He admits he did crazy things. Extensive psychoanalysis has helped. A famous novelist became his angel by helping Gary to land his first book deal. This “Little Failure” deserves to be a huge success. Maybe some day soon his parents will actually read it.


Reader Comments ...


Next Up in Springfield Entertainment

'A Dog's Purpose' producers respond to video of possible abuse, says German shepherd is fine
'A Dog's Purpose' producers respond to video of possible abuse, says German shepherd is fine

Video that emerged Wednesday of a German shepherd dog named Hercules was quickly called into question by some viewers. Celebrity gossip site TMZ obtained video from the set of the upcoming film "A Dog's Purpose," that some viewers may find disturbing. It shows Hercules struggling with a person who appears to be a trainer trying to get the...
Disney video appears to confirm theory that every Pixar movie is related
Disney video appears to confirm theory that every Pixar movie is related

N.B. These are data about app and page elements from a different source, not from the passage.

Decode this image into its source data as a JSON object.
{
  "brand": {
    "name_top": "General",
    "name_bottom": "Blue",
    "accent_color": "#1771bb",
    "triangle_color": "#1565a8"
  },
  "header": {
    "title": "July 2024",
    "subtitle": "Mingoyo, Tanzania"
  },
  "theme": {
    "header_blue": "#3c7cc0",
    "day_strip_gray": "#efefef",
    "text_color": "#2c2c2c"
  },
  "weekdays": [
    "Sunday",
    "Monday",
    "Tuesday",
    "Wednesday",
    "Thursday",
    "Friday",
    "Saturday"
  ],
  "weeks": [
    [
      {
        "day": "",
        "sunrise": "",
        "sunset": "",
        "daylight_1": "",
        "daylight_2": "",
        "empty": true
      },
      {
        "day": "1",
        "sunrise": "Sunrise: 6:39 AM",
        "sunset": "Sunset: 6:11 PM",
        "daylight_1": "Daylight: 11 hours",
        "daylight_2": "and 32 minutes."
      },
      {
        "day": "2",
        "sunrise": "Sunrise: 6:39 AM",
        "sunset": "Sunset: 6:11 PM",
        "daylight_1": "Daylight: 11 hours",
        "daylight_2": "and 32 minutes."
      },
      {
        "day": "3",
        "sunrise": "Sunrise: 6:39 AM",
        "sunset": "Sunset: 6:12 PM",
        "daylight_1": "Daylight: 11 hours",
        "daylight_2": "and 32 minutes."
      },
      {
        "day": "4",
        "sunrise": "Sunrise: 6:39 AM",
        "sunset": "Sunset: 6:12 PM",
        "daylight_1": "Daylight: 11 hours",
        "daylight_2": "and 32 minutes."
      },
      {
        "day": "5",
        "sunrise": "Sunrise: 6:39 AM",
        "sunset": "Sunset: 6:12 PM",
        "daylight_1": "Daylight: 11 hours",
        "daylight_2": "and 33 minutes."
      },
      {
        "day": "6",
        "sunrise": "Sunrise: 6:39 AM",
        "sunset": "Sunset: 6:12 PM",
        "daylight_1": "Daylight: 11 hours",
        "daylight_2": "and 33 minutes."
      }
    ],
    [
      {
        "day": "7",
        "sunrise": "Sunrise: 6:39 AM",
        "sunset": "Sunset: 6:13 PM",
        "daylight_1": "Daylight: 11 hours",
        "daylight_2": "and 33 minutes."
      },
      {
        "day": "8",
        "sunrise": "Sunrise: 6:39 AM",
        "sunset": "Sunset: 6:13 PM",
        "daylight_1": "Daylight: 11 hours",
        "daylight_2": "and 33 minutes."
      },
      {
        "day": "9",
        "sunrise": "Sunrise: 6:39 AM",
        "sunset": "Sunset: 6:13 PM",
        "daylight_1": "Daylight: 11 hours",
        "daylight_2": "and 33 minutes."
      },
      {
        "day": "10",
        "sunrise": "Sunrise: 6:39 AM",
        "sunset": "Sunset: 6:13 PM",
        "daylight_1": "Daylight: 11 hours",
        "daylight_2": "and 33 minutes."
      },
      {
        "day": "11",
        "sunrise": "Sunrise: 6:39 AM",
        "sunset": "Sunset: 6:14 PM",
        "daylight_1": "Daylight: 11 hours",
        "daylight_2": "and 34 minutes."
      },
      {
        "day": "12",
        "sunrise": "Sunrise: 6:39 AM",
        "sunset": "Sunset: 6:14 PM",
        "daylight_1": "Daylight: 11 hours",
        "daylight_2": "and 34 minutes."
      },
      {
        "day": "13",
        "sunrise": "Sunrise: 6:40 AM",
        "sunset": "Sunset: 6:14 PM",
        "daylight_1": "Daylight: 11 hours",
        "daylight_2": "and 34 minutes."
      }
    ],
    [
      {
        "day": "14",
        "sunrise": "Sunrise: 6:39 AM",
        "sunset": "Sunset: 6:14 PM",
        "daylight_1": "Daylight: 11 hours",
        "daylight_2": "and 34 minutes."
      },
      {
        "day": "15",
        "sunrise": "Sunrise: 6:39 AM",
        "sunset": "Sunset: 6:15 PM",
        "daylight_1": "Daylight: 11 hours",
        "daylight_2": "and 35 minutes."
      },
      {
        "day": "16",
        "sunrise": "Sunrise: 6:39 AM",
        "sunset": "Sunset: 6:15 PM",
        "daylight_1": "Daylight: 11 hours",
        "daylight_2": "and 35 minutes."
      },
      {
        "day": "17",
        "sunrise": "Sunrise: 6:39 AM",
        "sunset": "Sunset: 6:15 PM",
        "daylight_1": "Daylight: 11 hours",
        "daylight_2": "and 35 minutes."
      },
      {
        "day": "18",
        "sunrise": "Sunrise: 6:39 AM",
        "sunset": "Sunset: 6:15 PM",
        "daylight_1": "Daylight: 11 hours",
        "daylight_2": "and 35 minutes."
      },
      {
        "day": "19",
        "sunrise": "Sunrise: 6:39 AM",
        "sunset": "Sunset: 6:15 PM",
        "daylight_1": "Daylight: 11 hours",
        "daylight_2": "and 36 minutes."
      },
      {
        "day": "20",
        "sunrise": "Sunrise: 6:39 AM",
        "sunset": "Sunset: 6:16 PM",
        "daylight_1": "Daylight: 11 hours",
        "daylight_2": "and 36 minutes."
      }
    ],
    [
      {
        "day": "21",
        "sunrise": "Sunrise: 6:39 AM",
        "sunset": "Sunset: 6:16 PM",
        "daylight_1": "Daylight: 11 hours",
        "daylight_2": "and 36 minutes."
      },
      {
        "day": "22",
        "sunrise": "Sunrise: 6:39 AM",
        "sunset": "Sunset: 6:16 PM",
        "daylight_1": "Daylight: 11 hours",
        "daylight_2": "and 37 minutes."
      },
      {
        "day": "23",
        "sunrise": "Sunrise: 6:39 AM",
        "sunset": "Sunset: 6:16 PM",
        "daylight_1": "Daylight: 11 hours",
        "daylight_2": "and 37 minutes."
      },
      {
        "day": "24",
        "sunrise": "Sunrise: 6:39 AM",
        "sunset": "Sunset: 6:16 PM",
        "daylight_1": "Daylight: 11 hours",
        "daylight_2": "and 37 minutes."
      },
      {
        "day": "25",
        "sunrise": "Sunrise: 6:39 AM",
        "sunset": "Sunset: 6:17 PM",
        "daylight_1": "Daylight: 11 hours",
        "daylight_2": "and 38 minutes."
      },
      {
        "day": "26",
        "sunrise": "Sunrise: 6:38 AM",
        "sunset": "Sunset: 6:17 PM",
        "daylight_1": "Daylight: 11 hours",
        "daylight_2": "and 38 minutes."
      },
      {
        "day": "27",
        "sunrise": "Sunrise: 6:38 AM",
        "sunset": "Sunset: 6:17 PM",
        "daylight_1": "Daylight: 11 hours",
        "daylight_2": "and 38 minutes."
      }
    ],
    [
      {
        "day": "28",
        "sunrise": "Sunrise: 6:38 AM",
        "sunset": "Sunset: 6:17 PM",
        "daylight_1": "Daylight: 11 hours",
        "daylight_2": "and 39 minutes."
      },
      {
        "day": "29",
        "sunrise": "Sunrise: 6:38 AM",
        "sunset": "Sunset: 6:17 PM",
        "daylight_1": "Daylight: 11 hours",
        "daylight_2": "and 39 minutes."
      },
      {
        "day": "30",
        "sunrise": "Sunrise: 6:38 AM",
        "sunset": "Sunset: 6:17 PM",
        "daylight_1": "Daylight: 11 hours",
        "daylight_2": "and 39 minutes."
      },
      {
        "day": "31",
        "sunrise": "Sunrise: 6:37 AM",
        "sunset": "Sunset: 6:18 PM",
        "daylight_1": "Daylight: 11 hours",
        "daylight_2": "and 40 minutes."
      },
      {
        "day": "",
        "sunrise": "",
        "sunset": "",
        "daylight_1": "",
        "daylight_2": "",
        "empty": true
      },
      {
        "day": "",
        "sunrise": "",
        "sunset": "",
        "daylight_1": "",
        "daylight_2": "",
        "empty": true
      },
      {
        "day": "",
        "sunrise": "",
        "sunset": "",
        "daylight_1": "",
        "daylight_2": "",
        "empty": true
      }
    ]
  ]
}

One of the longest-enduring fan theories about movies is that in the Disney Pixar universe, all the films are related to each other. One theory by film reviewer Jon Negroni, aptly named, "The Pixar Theory," goes so far as to say that all Pixar movies take place within the same universe. The A.V. Club reported that, according to a video posted...
Madame Tussauds in London unveils Trump wax figure
Madame Tussauds in London unveils Trump wax figure

Other Madame Tussauds locations also have Trump wax figures on display, including Washington, D.C., Orlando and New York, according to The Telegraph.
Sanctuary show to focus on Great Women of Gospel
Sanctuary show to focus on Great Women of Gospel

Contact this contributing writer at bturner004@woh.rr.com. A Springfield native will pay tribute to the late Rev. Martin Luther King Jr. and the civil rights movement in song. Lauren Kelley will take on the great women of gospel music at the next Sanctuary Series concert, 3 p.m. Sunday, Jan. 22, at High Street United Methodist Church. The concert replaces...
Michelle Stitzlein sheds new light on recyclable items
Michelle Stitzlein sheds new light on recyclable items

Contact this contributing writer at bturner004@woh.rr.com. What you throw out today, Michelle Stitzlein may turn into art tomorrow. What you consider recyclable, she may hang on a gallery wall. The Springfield Museum of Art’s McGregor Gallery will have the proof when “Industrial Nature: Works by Michelle Stitzlein” premieres with...
More Stories